Welcome to Gillingham Town Council

Town Hall

Gillingham  is a town in the Blackmore Vale area of Dorset. It lies on the B3095 and B3081 roads in the North Dorset administrative district, approximately 4 miles south of the A303 trunk road and 5 miles northwest of Shaftesbury. It is the most northerly town in the county. Gillingham is pronounced with a hard initial 'G' as in 'Goat', unlike Gillingham Kent, which is pronounced with a soft 'G' as in 'Germany'.

This website aims to inform the public on the Town Council's work, the service it provides as well as local information and news. 

This site contains agendas and draft minutes for all committees, ward representation and contact details for council members, Standing Orders and Financial Regulations together with policy documents and much more.

The site is updated on a regular basis with news and information on local issues and also includes links to a number of local organisations.



There is a stoneage barrow in the town and evidence of Roman settlement in the 2nd and 3rd centuries; however the town was established by the Saxons.

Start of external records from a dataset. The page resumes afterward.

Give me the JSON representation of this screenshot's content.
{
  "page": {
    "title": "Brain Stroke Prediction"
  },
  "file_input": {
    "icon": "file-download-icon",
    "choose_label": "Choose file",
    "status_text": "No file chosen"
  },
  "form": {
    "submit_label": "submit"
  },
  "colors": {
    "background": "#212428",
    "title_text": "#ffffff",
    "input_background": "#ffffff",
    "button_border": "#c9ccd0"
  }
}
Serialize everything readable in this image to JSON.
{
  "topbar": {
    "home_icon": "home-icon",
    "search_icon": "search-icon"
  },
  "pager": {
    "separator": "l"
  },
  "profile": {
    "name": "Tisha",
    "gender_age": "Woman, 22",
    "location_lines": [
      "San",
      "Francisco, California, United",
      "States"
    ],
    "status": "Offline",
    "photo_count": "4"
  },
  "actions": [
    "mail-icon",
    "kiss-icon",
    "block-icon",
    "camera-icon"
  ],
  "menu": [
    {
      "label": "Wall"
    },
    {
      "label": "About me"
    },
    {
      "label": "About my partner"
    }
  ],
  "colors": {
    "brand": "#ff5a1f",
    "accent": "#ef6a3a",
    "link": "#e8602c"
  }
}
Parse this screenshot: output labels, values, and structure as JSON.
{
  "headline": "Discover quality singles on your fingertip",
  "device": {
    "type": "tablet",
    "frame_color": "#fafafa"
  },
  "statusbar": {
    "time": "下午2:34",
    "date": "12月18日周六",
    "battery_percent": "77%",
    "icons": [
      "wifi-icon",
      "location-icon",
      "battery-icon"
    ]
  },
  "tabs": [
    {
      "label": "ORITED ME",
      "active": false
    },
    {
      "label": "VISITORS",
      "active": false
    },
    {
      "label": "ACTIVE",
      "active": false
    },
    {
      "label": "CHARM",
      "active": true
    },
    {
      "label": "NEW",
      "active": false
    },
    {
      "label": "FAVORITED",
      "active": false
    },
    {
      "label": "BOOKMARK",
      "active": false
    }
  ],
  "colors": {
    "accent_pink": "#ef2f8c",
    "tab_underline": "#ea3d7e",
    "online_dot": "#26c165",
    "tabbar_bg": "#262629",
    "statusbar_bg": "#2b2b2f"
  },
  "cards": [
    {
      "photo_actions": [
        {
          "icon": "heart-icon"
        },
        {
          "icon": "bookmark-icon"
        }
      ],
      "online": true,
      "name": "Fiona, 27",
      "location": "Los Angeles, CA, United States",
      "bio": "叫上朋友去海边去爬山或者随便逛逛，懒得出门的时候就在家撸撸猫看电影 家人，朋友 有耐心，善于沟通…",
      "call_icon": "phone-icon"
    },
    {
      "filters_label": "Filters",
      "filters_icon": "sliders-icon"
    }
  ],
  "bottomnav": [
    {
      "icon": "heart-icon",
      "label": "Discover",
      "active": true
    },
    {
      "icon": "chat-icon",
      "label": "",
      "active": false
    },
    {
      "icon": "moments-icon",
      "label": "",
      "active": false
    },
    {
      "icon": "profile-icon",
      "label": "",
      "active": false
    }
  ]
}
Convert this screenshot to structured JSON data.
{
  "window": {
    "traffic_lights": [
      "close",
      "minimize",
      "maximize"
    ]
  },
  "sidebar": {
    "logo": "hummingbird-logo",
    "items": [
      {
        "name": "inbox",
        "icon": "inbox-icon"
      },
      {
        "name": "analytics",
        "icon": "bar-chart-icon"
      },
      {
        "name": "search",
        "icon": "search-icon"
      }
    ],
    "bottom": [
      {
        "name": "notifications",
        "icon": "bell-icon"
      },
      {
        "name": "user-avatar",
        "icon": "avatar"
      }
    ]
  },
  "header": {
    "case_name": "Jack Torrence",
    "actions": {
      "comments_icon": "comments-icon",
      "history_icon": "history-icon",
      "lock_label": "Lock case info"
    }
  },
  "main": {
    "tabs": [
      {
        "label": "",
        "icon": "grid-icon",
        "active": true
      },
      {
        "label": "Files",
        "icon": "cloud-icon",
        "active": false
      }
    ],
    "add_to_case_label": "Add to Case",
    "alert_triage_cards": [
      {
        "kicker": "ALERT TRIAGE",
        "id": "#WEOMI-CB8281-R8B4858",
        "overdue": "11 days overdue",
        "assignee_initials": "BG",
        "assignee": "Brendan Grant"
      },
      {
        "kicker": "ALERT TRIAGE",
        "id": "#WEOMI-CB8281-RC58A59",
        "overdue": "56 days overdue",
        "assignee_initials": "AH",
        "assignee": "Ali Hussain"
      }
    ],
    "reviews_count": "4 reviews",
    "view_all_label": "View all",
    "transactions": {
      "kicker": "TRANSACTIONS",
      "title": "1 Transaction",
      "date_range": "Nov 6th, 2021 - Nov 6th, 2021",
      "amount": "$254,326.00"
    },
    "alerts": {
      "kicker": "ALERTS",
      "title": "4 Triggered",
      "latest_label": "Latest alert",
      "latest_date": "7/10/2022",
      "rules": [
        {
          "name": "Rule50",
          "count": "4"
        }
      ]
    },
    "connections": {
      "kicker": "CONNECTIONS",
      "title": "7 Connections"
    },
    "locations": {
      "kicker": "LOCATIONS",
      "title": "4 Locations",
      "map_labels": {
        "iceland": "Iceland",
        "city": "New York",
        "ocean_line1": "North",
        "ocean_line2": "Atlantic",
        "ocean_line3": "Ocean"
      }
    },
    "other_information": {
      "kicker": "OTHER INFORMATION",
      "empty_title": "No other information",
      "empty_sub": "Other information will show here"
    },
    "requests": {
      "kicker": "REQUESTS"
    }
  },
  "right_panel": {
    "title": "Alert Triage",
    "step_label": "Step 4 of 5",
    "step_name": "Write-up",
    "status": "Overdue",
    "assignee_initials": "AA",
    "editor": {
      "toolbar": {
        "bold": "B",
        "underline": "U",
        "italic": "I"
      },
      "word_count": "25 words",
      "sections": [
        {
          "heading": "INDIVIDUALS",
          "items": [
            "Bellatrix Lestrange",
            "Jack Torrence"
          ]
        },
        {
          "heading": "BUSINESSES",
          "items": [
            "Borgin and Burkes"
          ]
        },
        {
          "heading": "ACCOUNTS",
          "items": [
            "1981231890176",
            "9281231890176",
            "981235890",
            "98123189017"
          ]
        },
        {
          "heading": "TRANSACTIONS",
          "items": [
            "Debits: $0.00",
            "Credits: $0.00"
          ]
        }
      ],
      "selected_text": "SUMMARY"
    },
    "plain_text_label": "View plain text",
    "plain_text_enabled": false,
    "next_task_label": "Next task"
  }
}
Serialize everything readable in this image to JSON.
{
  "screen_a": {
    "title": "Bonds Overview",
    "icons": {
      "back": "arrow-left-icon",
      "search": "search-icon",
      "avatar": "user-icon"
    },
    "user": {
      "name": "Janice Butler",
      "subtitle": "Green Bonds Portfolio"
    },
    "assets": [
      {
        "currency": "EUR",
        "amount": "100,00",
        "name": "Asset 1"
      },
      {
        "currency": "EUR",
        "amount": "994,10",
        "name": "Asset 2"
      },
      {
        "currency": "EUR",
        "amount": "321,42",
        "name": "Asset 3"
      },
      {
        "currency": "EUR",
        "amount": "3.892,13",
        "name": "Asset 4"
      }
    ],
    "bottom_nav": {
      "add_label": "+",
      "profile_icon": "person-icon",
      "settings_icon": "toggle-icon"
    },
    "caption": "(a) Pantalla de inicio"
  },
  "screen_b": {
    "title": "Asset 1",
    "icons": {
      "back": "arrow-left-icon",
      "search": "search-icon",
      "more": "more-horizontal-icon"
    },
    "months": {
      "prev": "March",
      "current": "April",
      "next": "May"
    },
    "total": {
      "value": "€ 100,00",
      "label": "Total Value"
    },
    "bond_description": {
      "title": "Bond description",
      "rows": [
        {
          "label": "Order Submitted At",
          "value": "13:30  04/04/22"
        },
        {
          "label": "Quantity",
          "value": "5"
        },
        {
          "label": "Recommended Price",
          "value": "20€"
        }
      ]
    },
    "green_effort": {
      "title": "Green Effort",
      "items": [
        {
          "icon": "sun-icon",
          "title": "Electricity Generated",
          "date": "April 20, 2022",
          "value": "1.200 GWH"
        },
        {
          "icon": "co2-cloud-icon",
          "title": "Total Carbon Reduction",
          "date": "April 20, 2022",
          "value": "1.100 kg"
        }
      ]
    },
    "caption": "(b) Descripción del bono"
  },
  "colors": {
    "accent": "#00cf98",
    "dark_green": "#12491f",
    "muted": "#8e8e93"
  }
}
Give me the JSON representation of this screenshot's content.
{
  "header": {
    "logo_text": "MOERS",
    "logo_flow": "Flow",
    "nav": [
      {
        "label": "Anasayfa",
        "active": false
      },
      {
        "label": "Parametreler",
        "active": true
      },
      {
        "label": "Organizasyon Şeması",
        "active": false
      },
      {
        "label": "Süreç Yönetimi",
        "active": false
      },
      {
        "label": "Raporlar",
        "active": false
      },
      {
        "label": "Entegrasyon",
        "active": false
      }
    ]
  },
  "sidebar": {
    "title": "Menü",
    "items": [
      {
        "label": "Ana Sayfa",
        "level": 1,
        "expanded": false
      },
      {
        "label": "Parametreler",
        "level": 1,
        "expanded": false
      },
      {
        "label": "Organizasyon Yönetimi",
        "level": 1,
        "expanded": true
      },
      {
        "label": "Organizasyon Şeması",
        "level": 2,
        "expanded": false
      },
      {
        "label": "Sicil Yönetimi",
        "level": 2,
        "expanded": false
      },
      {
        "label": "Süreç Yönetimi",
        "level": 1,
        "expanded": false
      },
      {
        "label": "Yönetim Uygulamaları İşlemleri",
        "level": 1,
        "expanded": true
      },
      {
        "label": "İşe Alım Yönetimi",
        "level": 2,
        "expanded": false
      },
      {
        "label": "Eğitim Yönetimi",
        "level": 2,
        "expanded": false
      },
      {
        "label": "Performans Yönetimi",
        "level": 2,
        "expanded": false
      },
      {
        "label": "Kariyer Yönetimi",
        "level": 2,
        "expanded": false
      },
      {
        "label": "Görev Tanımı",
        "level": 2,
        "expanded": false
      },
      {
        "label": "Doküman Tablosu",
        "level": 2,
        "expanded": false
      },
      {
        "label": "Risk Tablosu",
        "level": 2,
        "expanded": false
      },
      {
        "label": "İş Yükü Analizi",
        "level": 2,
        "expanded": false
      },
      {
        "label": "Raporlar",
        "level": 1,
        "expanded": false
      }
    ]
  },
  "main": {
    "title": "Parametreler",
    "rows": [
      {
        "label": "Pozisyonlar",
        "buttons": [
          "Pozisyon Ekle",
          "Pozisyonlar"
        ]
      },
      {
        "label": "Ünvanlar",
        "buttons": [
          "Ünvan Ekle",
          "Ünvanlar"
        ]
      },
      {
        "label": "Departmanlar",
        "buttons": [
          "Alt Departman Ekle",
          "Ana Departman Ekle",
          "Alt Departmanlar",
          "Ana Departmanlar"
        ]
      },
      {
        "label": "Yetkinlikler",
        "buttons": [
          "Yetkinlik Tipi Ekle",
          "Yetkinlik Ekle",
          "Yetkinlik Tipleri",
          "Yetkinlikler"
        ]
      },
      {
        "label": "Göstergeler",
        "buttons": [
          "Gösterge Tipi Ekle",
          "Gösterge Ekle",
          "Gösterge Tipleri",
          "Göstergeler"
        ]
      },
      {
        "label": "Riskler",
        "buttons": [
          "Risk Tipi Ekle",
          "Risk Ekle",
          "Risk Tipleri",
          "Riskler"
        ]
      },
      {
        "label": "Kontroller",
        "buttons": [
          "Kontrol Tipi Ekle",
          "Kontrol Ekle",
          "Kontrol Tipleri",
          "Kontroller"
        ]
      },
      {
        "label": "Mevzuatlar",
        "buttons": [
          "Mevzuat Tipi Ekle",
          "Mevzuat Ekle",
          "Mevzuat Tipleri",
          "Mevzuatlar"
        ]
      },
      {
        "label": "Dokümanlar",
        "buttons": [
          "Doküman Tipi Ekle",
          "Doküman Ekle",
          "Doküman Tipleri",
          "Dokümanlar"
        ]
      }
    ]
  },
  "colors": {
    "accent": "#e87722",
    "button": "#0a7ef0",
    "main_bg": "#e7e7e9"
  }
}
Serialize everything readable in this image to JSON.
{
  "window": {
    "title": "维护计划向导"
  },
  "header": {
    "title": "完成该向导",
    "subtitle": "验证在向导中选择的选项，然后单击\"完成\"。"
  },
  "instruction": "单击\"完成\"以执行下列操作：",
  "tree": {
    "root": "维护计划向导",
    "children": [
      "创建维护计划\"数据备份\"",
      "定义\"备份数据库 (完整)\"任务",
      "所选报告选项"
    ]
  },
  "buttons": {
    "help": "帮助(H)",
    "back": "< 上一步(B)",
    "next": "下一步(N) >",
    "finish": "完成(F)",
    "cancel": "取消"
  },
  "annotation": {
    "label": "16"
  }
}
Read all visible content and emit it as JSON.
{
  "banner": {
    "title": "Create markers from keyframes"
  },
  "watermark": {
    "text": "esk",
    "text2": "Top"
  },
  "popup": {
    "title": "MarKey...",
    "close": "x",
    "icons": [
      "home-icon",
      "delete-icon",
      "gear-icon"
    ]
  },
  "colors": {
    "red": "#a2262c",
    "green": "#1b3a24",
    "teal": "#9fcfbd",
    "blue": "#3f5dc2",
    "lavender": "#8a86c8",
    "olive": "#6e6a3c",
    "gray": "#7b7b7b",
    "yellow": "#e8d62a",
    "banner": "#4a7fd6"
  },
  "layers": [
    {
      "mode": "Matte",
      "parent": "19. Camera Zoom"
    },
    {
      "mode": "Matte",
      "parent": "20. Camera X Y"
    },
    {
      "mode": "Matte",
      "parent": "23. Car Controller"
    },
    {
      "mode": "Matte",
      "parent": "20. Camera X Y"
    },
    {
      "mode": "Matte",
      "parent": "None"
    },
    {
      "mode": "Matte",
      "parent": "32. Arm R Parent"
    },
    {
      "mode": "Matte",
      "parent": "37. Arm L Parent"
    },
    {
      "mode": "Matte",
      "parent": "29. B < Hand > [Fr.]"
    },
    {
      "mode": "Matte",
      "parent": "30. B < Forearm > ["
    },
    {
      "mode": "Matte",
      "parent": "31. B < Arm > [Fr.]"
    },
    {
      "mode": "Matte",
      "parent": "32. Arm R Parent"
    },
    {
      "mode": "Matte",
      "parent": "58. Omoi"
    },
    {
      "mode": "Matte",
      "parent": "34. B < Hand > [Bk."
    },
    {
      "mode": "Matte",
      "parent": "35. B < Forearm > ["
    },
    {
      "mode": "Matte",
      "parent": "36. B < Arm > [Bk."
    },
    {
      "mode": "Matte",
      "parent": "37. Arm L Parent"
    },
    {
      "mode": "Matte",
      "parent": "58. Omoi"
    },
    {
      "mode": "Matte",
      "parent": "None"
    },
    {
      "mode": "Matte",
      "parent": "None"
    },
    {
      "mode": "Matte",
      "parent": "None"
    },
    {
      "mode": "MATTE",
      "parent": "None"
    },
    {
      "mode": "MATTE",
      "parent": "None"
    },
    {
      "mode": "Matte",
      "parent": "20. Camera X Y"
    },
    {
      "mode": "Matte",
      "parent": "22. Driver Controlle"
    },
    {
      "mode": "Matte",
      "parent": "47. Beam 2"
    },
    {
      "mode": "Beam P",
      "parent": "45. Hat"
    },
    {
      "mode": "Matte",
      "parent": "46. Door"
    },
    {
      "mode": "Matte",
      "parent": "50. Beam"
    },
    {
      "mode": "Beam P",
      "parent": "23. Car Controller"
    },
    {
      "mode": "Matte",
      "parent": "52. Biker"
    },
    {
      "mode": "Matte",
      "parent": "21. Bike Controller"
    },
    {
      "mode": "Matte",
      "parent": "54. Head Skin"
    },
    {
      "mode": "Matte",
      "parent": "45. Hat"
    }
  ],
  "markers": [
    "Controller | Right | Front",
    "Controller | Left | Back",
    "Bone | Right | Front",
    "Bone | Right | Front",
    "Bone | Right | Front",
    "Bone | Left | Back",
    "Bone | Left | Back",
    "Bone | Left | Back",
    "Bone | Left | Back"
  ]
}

The church of St Mary the Virgin has a Saxon cross shaft dating from the 9th century.

The name Gillingham was used for the town in its 10th century Saxon charter, and also in an entry for 1016 in the annals, as the location of a battle between Edmund Ironside and the Vikings

In the Middle Ages, Gillingham was the site of a royal hunting lodge, visited by Kings Henry I, Henry II, John and Henry III. A nearby royal forest was set aside for the king's deer. The lodge fell into disrepair and was destroyed in 1369 by Edward III.

Gillingham became a local farming centre and gained the first grammar school in Dorset in 1516 and a mill for silk in 1769.

In the 1820s, the artist John Constable stayed at Gillingham vicarage and, being impressed by the beauty of the countryside, executed several local sketches and paintings. His painting of the old town bridge is in the Tate Gallery.

In the 1850s, the arrival of the railway to the town brought prosperity and new industries including brickmaking, cheese production, printing, soap manufacture and at the end of the 19th century one of the first petrol engine plants in the country. In the Second World War Gillingham's position on the railway from London to Exeter was key to its rapid growth. In 1940 and 1941 there was large-scale evacuation of London and other industrial cities to rural towns, particularly in the north, southwest and Wales. Gillingham grew rapidly because of this.